ABOUT THIS EXERCISE → The listing below should be reproduced precisely, except for its images.

RECORDED INFORMATION →
-=-=-=-=-
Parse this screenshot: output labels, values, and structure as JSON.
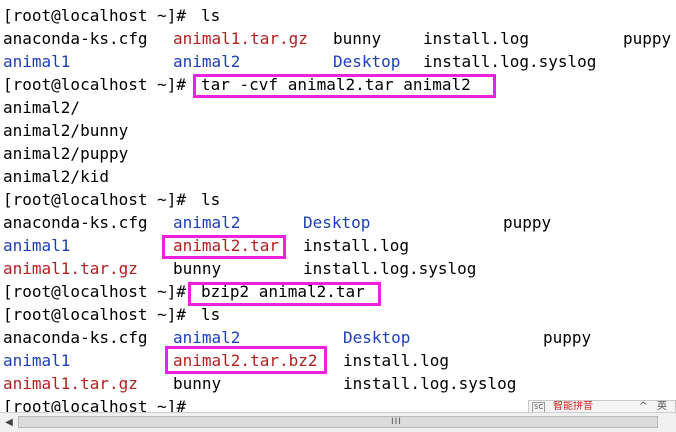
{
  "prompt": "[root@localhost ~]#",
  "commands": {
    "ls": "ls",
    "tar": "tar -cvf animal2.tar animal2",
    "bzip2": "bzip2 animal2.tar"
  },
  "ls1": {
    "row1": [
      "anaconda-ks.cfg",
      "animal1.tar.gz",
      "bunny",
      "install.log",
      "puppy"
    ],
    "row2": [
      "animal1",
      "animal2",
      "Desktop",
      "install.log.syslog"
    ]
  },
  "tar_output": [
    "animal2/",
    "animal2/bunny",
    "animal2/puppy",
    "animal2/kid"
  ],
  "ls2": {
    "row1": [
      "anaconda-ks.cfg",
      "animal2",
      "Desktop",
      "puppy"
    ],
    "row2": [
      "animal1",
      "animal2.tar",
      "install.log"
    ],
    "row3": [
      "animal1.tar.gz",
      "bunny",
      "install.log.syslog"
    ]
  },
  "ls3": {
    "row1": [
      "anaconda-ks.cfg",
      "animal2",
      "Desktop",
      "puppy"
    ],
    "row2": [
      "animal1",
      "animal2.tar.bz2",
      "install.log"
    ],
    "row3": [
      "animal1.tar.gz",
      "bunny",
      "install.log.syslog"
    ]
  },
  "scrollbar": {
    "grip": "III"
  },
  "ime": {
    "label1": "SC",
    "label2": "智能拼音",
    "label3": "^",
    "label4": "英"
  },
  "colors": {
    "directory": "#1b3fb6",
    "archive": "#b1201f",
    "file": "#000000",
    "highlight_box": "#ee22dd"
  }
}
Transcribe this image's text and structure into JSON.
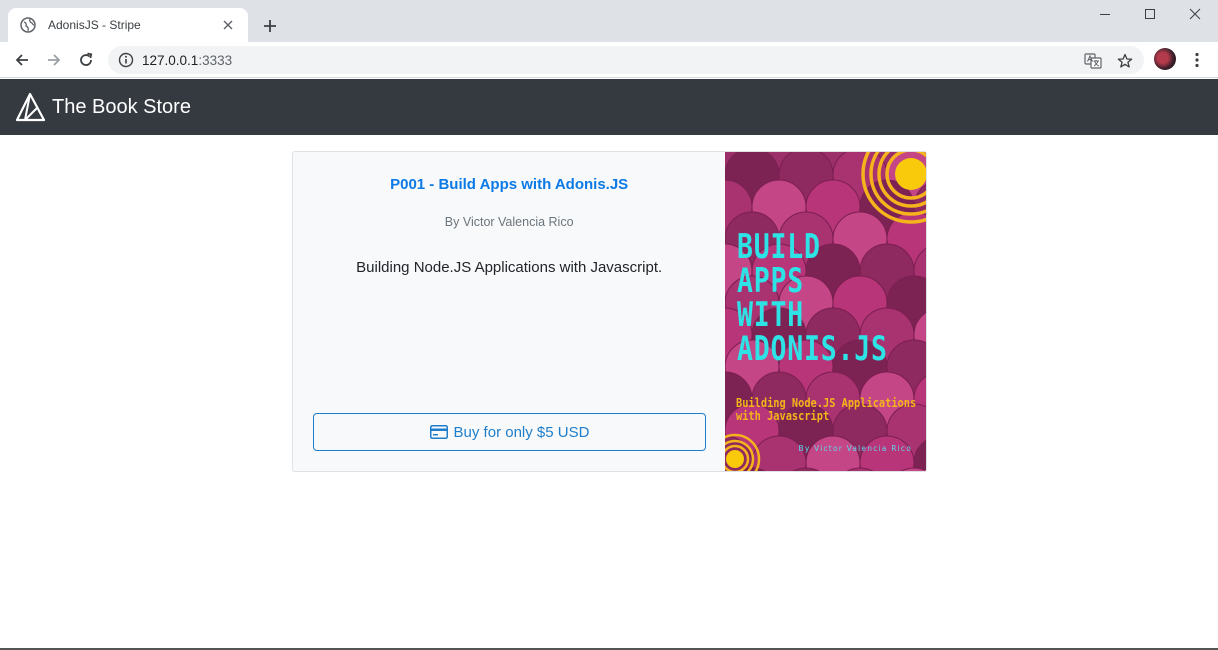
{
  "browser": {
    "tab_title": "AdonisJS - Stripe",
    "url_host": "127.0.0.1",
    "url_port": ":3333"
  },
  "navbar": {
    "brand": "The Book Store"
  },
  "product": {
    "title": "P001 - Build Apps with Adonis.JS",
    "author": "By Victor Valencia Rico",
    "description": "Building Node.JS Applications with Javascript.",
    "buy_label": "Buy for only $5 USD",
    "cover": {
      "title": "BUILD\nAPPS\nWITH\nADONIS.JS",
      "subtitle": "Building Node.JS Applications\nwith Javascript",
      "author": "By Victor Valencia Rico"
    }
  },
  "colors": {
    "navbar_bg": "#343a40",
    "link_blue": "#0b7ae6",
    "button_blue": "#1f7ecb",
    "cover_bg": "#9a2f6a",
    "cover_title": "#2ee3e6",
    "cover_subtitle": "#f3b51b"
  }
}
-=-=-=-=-
TASK OUTPUT →
Parse this screenshot: output labels, values, and structure as JSON.
{
  "prompt": "[root@localhost ~]#",
  "commands": {
    "ls": "ls",
    "tar": "tar -cvf animal2.tar animal2",
    "bzip2": "bzip2 animal2.tar"
  },
  "ls1": {
    "row1": [
      "anaconda-ks.cfg",
      "animal1.tar.gz",
      "bunny",
      "install.log",
      "puppy"
    ],
    "row2": [
      "animal1",
      "animal2",
      "Desktop",
      "install.log.syslog"
    ]
  },
  "tar_output": [
    "animal2/",
    "animal2/bunny",
    "animal2/puppy",
    "animal2/kid"
  ],
  "ls2": {
    "row1": [
      "anaconda-ks.cfg",
      "animal2",
      "Desktop",
      "puppy"
    ],
    "row2": [
      "animal1",
      "animal2.tar",
      "install.log"
    ],
    "row3": [
      "animal1.tar.gz",
      "bunny",
      "install.log.syslog"
    ]
  },
  "ls3": {
    "row1": [
      "anaconda-ks.cfg",
      "animal2",
      "Desktop",
      "puppy"
    ],
    "row2": [
      "animal1",
      "animal2.tar.bz2",
      "install.log"
    ],
    "row3": [
      "animal1.tar.gz",
      "bunny",
      "install.log.syslog"
    ]
  },
  "scrollbar": {
    "grip": "III"
  },
  "ime": {
    "label1": "SC",
    "label2": "智能拼音",
    "label3": "^",
    "label4": "英"
  },
  "colors": {
    "directory": "#1b3fb6",
    "archive": "#b1201f",
    "file": "#000000",
    "highlight_box": "#ee22dd"
  }
}
Transcribe this image's text and structure into JSON.
{
  "browser": {
    "tab_title": "AdonisJS - Stripe",
    "url_host": "127.0.0.1",
    "url_port": ":3333"
  },
  "navbar": {
    "brand": "The Book Store"
  },
  "product": {
    "title": "P001 - Build Apps with Adonis.JS",
    "author": "By Victor Valencia Rico",
    "description": "Building Node.JS Applications with Javascript.",
    "buy_label": "Buy for only $5 USD",
    "cover": {
      "title": "BUILD\nAPPS\nWITH\nADONIS.JS",
      "subtitle": "Building Node.JS Applications\nwith Javascript",
      "author": "By Victor Valencia Rico"
    }
  },
  "colors": {
    "navbar_bg": "#343a40",
    "link_blue": "#0b7ae6",
    "button_blue": "#1f7ecb",
    "cover_bg": "#9a2f6a",
    "cover_title": "#2ee3e6",
    "cover_subtitle": "#f3b51b"
  }
}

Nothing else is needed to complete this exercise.